Flexibility is the theme for the PX-MiEV’s technology. Mitsubishi developed a new plug-in hybrid system, which analyzes power requirements and battery state of charge to choose one of three modes. At low and mid-range speeds, an EV mode employs the lithium ion battery pack to power the front motor for front-wheel drive. When the battery is depleted to a certain level, the system employs a series hybrid mode, using the gasoline engine to send power directly to both front and rear motors (although apparently not to recharge the batteries.) And at higher vehicle speeds, the gas engine also helps drive the wheels.
Under bad weather conditions, the system can engage both front and rear motors for four-wheel drive, regardless of vehicle speed.
Mitsubishi throws in lots of concept auto show goodies, including LED head- and rear-maps; an aerodynamic shell-like metal appearance; seat upholstery that deactivates allergens and kills bacteria; airplane cockpit instrumental panels; and wireless charging for programming charge times. Mitsubishi is also looking to the future when vehicle-to-grid becomes more feasible by creating a “power supply mode” to allow owners to use onboard stored energy to power home appliances—or in the short run to run campsite electricity via a 100-volt AC auxiliary socket.
The gadget list continues with a “multi-around monitor” system using cameras located around the car, and an on-board receiver to receive signals about vehicles or pedestrians in the driver’s path. Finally, the Mitsubishi Concept PX-MiEV is fitted with an electronically-controlled air suspension that gives the driver the choice of three ride height modes.
Bloomberg reports that Mitsubishi aims to introduce a similar vehicle around 2013. “Mitsubishi needs to have an eco-car in its mainstay SUV lineup, in addition to small electric cars,” said Masatoshi Nishimoto, a Tokyo-based analyst at auto consulting company CSM Worldwide. “Boosting SUV sales is critical for the company.”
Suzuki Plugs In
Certainly, more plug-in hybrids will get added to the Tokyo schedule in the days leading up to the show’s media program. For example, Suzuki announced that it will show the Swift Plug-in Hybrid, a pure-play series hybrid mimicking the approach of the Chevy Volt. The Swift’s 660cc engine acts exclusively as a generator to recharge the car’s
lithium ion batteries, which in turn supply power to an electric motor to drive the wheels.
The battery placement runs down the center of the car. Designers generously provide a window through the center to give a view of the battery pack.
Suzuki gave the Swift concept re-worked headlights and re-styled wheels. The interior features a different trim and has lightweight front seats.

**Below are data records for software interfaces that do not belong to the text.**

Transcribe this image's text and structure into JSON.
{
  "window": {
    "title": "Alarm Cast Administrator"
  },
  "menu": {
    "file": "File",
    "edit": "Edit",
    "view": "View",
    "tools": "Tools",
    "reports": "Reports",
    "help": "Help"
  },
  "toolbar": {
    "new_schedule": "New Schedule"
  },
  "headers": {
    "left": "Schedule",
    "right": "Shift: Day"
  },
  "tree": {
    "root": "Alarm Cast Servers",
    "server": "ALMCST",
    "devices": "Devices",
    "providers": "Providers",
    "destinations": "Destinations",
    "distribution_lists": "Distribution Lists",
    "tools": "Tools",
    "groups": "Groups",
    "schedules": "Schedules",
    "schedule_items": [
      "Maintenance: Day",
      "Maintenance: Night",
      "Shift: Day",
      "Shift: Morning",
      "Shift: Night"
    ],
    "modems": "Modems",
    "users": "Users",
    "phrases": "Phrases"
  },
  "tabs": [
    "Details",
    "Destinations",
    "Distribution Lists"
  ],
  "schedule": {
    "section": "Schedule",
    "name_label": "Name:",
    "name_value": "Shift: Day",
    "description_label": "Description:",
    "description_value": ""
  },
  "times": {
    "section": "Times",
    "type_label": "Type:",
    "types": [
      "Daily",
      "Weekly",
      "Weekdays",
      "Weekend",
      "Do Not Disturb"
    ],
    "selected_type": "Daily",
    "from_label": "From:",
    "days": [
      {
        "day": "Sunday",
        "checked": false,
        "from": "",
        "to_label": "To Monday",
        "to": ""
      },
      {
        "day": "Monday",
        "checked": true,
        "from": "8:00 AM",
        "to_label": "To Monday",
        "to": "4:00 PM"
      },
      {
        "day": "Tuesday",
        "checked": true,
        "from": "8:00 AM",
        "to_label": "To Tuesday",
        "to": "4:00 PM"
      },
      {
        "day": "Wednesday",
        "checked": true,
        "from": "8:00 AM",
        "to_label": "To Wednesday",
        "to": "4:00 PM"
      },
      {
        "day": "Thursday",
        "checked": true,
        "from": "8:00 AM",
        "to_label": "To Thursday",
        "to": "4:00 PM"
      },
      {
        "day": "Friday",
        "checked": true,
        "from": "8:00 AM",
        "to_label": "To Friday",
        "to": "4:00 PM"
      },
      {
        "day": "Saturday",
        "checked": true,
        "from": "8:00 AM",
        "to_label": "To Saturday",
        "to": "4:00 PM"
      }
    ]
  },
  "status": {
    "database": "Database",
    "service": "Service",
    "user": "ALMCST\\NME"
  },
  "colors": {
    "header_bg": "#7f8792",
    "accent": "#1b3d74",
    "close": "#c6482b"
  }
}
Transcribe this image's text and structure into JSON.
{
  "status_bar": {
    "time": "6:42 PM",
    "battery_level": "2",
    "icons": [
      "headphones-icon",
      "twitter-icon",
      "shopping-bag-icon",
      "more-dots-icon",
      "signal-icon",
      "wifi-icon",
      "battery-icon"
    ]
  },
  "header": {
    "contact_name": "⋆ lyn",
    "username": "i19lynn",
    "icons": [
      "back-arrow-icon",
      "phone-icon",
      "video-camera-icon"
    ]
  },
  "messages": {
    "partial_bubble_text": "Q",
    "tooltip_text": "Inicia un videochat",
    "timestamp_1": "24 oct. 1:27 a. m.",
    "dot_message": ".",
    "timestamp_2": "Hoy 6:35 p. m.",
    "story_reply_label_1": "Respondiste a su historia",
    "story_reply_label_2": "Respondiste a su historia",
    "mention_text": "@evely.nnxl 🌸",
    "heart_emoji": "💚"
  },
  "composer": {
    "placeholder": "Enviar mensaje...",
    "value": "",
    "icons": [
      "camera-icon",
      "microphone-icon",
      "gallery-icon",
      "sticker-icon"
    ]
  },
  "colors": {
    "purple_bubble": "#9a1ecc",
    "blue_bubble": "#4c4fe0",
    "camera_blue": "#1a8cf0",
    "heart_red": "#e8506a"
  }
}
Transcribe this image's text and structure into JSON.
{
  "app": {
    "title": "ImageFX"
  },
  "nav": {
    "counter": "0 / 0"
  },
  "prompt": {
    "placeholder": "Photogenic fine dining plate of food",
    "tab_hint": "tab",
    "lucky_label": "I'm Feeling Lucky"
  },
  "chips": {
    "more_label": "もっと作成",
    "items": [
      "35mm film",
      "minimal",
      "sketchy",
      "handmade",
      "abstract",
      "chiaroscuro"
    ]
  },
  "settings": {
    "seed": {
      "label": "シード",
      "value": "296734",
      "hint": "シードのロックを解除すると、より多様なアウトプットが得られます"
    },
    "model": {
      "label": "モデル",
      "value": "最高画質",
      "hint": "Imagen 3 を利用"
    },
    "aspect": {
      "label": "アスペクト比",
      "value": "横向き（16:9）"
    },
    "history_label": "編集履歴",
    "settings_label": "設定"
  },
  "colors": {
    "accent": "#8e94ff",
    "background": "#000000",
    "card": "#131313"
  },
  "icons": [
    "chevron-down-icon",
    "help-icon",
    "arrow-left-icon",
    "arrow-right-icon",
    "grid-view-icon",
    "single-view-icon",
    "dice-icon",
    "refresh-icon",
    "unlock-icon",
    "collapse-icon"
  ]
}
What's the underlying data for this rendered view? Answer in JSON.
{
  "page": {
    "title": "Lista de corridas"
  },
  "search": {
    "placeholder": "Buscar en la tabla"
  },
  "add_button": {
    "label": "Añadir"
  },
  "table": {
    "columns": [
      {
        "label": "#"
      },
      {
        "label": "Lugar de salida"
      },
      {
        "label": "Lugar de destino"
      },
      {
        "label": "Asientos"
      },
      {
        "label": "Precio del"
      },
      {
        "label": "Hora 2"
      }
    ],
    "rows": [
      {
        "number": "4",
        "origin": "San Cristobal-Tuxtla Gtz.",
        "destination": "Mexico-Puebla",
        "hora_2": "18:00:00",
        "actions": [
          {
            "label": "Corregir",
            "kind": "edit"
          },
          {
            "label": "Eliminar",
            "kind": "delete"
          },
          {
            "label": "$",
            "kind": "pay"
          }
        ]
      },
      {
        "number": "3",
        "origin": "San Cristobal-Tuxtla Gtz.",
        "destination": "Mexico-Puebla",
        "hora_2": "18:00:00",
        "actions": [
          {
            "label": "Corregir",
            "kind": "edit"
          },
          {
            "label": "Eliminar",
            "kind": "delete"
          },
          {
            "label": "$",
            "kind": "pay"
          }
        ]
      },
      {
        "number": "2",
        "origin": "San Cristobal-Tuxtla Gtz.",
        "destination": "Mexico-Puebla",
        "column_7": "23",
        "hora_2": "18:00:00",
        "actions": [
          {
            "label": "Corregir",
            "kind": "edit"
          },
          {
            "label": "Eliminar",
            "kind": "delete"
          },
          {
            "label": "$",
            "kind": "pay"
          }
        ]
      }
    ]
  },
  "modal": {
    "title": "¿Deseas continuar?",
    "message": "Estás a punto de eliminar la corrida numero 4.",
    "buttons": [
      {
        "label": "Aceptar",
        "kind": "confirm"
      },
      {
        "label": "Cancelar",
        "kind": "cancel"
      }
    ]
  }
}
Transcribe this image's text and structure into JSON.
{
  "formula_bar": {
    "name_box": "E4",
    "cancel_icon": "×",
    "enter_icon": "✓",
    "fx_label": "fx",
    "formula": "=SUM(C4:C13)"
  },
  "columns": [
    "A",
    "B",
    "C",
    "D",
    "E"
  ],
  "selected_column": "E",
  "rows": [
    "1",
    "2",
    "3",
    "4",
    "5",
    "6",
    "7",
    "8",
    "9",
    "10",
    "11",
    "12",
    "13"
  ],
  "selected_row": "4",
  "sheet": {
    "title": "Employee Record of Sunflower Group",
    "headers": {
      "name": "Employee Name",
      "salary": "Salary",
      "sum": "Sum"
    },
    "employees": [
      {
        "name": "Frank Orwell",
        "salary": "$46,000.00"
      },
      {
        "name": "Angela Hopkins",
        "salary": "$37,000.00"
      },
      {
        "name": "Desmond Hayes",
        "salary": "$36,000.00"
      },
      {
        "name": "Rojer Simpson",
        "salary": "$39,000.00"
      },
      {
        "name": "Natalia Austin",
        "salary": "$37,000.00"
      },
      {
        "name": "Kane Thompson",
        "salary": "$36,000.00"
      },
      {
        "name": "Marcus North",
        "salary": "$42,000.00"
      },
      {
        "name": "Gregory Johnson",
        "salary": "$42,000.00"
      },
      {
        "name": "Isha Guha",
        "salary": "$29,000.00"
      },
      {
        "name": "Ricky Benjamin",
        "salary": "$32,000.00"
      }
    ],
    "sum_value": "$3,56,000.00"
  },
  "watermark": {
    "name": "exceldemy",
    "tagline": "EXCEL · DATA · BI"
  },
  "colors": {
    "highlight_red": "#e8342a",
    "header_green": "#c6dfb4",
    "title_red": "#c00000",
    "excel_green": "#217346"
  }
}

At the Tokyo show, Suzuki will also display the SX4-FCV fuel cell concept car, which combines a GM-built fuel cell stack and a Suzuki-developed hydrogen tank. The car is currently being tested on Japanese public roads. But the more immediate Suzuki hybrid is the Suzuki Kizashi Hybrid, which combines a 2.4 liter four-cylinder gas engine. According to Nikkei, Suzuki is planning to offer a hybrid version of the Kizashi in the United States in 2011.